Excerpted data: Begin

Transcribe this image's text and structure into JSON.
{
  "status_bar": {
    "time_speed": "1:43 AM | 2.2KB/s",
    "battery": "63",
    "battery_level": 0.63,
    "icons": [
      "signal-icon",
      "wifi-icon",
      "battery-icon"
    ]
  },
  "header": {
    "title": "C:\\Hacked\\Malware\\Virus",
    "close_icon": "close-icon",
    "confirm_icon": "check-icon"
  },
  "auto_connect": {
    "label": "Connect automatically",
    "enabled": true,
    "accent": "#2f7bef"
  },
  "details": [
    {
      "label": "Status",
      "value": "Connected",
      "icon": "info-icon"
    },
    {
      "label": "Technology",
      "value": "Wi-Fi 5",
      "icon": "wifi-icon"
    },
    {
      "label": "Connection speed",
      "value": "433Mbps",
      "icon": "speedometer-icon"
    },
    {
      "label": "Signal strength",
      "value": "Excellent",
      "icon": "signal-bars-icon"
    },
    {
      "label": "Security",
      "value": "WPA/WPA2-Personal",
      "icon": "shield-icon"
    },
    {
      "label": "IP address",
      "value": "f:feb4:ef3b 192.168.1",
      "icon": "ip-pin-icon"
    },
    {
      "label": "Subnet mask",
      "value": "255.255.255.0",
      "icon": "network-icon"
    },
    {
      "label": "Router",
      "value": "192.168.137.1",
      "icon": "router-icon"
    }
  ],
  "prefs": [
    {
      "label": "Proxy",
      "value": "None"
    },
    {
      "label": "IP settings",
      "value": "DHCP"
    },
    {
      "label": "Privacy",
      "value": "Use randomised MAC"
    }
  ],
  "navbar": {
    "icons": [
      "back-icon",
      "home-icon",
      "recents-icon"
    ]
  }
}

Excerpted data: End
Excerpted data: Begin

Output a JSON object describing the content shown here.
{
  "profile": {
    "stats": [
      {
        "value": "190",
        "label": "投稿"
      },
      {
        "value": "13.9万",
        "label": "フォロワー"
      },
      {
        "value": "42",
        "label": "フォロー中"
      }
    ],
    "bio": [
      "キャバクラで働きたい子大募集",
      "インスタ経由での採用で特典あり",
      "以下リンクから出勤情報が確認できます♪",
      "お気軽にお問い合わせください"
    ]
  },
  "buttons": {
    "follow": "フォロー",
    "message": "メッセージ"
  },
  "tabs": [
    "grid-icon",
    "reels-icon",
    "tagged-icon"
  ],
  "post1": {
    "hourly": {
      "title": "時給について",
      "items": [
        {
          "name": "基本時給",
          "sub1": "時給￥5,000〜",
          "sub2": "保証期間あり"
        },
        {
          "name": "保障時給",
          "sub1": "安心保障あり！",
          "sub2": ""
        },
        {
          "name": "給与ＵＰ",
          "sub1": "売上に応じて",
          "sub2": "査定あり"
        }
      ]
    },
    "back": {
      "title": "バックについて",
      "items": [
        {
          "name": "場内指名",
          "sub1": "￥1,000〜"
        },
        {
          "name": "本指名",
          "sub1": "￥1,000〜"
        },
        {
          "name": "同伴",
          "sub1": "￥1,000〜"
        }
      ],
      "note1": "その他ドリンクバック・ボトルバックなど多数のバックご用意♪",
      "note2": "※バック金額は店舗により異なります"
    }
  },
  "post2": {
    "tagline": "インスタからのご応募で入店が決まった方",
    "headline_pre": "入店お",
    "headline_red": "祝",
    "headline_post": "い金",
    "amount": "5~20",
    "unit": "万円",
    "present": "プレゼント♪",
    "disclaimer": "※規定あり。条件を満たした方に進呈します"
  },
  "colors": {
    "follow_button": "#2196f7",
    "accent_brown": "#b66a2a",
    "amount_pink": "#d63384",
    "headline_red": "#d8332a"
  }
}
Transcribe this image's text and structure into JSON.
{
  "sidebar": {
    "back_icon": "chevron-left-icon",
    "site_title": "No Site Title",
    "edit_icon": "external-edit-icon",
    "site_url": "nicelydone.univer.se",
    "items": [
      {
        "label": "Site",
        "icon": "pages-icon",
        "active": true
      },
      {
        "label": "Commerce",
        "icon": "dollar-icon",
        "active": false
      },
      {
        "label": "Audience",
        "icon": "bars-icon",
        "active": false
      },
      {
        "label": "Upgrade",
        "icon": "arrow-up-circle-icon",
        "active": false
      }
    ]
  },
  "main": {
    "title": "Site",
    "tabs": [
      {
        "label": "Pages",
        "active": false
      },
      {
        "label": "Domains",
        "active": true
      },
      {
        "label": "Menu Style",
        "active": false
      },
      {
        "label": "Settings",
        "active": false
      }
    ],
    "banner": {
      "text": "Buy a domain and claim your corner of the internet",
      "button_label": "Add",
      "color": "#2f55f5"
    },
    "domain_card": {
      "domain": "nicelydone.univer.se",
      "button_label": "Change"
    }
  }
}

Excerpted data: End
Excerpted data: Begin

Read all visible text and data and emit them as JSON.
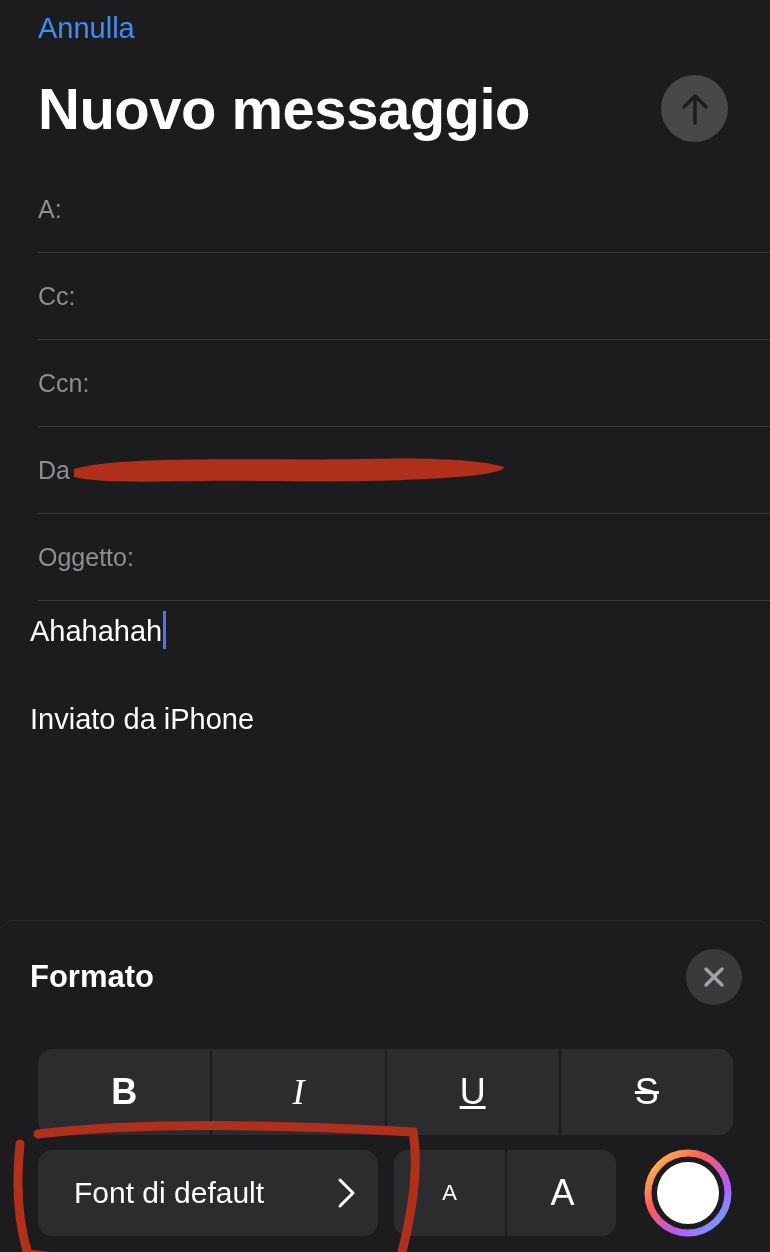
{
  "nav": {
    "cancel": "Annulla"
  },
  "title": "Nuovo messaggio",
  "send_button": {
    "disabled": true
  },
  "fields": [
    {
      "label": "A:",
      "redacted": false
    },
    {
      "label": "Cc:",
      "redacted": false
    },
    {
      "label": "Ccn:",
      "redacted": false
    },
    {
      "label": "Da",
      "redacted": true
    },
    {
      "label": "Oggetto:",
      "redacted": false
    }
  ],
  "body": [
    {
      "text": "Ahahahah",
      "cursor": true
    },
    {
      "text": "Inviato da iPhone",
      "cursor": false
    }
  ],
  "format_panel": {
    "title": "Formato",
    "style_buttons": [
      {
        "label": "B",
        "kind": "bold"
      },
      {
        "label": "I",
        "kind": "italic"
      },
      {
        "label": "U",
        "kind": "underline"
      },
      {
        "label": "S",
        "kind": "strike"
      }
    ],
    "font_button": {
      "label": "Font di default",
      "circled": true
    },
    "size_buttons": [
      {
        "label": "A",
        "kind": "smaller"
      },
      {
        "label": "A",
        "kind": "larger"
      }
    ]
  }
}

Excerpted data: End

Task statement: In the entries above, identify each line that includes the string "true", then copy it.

Answer space:
    "enabled": true,
        "active": true
        "active": true
    "disabled": true
      "redacted": true
      "cursor": true
      "circled": true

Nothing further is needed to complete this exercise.